Consider whether your eyebrows are "a distraction", make sure your underwear is "unobtrusive" and never talk about sex, politics or religion at dinner.
These are among the tips being given to postgraduate students joining the staff of Leeds Metropolitan University as trainee managers.
Although the Confederation of British Industry has complained that new graduates often lack basic workplace skills, some academics have questioned whether Leeds Met Manners - an etiquette and style guide written by Patricia Lee, the wife of the vice-chancellor, Simon Lee - is the answer.
In a section entitled "Your personal brand", the guide advises men that "a white or blue shirt with an interesting tie can really lift your look", while "a crumpled beige shirt and stained tie will be depressing for everyone".
For the "ladies", the guide suggests that a personal shopper will provide sartorial advice - and "not only on the right size underwear". Women are warned against looking "crumpled", "frumpy", "tarty" or "lazy".
In a section on "fine dining", the guide notes that it is "the height of vulgarity" to tuck your napkin in to your shirt and that if dropped the napkin should be retrieved "unless the house has a butler or servants".
Trainees are warned to avoid "controversial subjects" while dining. "Dinner is meant to be enjoyed, not to be a forum for debate," the guide says.

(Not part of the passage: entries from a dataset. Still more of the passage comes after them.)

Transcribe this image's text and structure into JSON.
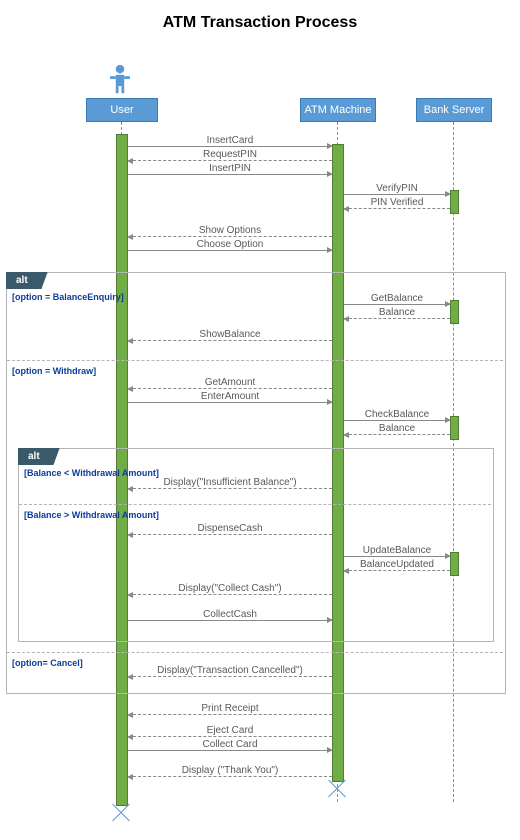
{
  "title": "ATM Transaction Process",
  "participants": {
    "user": "User",
    "atm": "ATM Machine",
    "bank": "Bank Server"
  },
  "messages": {
    "m1": "InsertCard",
    "m2": "RequestPIN",
    "m3": "InsertPIN",
    "m4": "VerifyPIN",
    "m5": "PIN Verified",
    "m6": "Show Options",
    "m7": "Choose Option",
    "m8": "GetBalance",
    "m9": "Balance",
    "m10": "ShowBalance",
    "m11": "GetAmount",
    "m12": "EnterAmount",
    "m13": "CheckBalance",
    "m14": "Balance",
    "m15": "Display(\"Insufficient Balance\")",
    "m16": "DispenseCash",
    "m17": "UpdateBalance",
    "m18": "BalanceUpdated",
    "m19": "Display(\"Collect Cash\")",
    "m20": "CollectCash",
    "m21": "Display(\"Transaction Cancelled\")",
    "m22": "Print Receipt",
    "m23": "Eject Card",
    "m24": "Collect Card",
    "m25": "Display (\"Thank You\")"
  },
  "fragments": {
    "alt1": "alt",
    "alt2": "alt"
  },
  "guards": {
    "g1": "[option = BalanceEnquiry]",
    "g2": "[option = Withdraw]",
    "g3": "[Balance < Withdrawal Amount]",
    "g4": "[Balance > Withdrawal Amount]",
    "g5": "[option= Cancel]"
  },
  "chart_data": {
    "type": "sequence-diagram",
    "title": "ATM Transaction Process",
    "participants": [
      "User",
      "ATM Machine",
      "Bank Server"
    ],
    "messages": [
      {
        "from": "User",
        "to": "ATM Machine",
        "text": "InsertCard",
        "style": "sync"
      },
      {
        "from": "ATM Machine",
        "to": "User",
        "text": "RequestPIN",
        "style": "return"
      },
      {
        "from": "User",
        "to": "ATM Machine",
        "text": "InsertPIN",
        "style": "sync"
      },
      {
        "from": "ATM Machine",
        "to": "Bank Server",
        "text": "VerifyPIN",
        "style": "sync"
      },
      {
        "from": "Bank Server",
        "to": "ATM Machine",
        "text": "PIN Verified",
        "style": "return"
      },
      {
        "from": "ATM Machine",
        "to": "User",
        "text": "Show Options",
        "style": "return"
      },
      {
        "from": "User",
        "to": "ATM Machine",
        "text": "Choose Option",
        "style": "sync"
      }
    ],
    "fragments": [
      {
        "type": "alt",
        "guards": [
          "option = BalanceEnquiry",
          "option = Withdraw",
          "option= Cancel"
        ],
        "regions": [
          [
            {
              "from": "ATM Machine",
              "to": "Bank Server",
              "text": "GetBalance",
              "style": "sync"
            },
            {
              "from": "Bank Server",
              "to": "ATM Machine",
              "text": "Balance",
              "style": "return"
            },
            {
              "from": "ATM Machine",
              "to": "User",
              "text": "ShowBalance",
              "style": "return"
            }
          ],
          [
            {
              "from": "ATM Machine",
              "to": "User",
              "text": "GetAmount",
              "style": "return"
            },
            {
              "from": "User",
              "to": "ATM Machine",
              "text": "EnterAmount",
              "style": "sync"
            },
            {
              "from": "ATM Machine",
              "to": "Bank Server",
              "text": "CheckBalance",
              "style": "sync"
            },
            {
              "from": "Bank Server",
              "to": "ATM Machine",
              "text": "Balance",
              "style": "return"
            },
            {
              "type": "alt",
              "guards": [
                "Balance < Withdrawal Amount",
                "Balance > Withdrawal Amount"
              ],
              "regions": [
                [
                  {
                    "from": "ATM Machine",
                    "to": "User",
                    "text": "Display(\"Insufficient Balance\")",
                    "style": "return"
                  }
                ],
                [
                  {
                    "from": "ATM Machine",
                    "to": "User",
                    "text": "DispenseCash",
                    "style": "return"
                  },
                  {
                    "from": "ATM Machine",
                    "to": "Bank Server",
                    "text": "UpdateBalance",
                    "style": "sync"
                  },
                  {
                    "from": "Bank Server",
                    "to": "ATM Machine",
                    "text": "BalanceUpdated",
                    "style": "return"
                  },
                  {
                    "from": "ATM Machine",
                    "to": "User",
                    "text": "Display(\"Collect Cash\")",
                    "style": "return"
                  },
                  {
                    "from": "User",
                    "to": "ATM Machine",
                    "text": "CollectCash",
                    "style": "sync"
                  }
                ]
              ]
            }
          ],
          [
            {
              "from": "ATM Machine",
              "to": "User",
              "text": "Display(\"Transaction Cancelled\")",
              "style": "return"
            }
          ]
        ]
      }
    ],
    "postlude": [
      {
        "from": "ATM Machine",
        "to": "User",
        "text": "Print Receipt",
        "style": "return"
      },
      {
        "from": "ATM Machine",
        "to": "User",
        "text": "Eject Card",
        "style": "return"
      },
      {
        "from": "User",
        "to": "ATM Machine",
        "text": "Collect Card",
        "style": "sync"
      },
      {
        "from": "ATM Machine",
        "to": "User",
        "text": "Display (\"Thank You\")",
        "style": "return"
      }
    ]
  }
}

Sex, politics and religion should not be discussed.
The "strict rules" governing seating plans are also explained: although the hostess governs the table, it is the host who sits at its head, with the wives sitting outwards from him in order of the "importance" of their husbands.
One academic who asked not to be named described the guide as "a broth of self-important snobbery that most us thought had been laughed out of existence in the 1960s".
POLITE ADVICE FROM LEEDS MET MANNERS
- Ladies should wear fewer than ten items of jewellery including both earrings;
- Think about getting a nice watch for your next birthday;
- Incorporate regular haircuts into your diary;
- Give up smoking;
- Make sure underwear fits and is unobtrusive;
- Some topics are suitable for pre-dinner drinks, such as the weather ("It's a lovely day today, isn't it?") and nature ("The campus looks wonderful, doesn't it?");
- Later on, more serious subjects such as sport, family and holidays may be broached, but it is "safer to avoid gossip and politics" and complaints;
- Food is, however, recommended as a safe topic. The suggested way in is: "I had a lovely Chinese meal last night - do you like Chinese food?"
- "Make a positive choice every morning - be in a bad mood and ruin your day; be in a good mood and make the day of everyone around you".
- Never touch glasses with other guests when toasting;
- To tap your glass with a utensil is "the height of rudeness" - it is "sufficient to clear your throat";
- Never use a toothpick at the table or blow your nose - especially not on the napkin;
- Do not salt your meal before you have tasted it as "it is an insult to your hostess".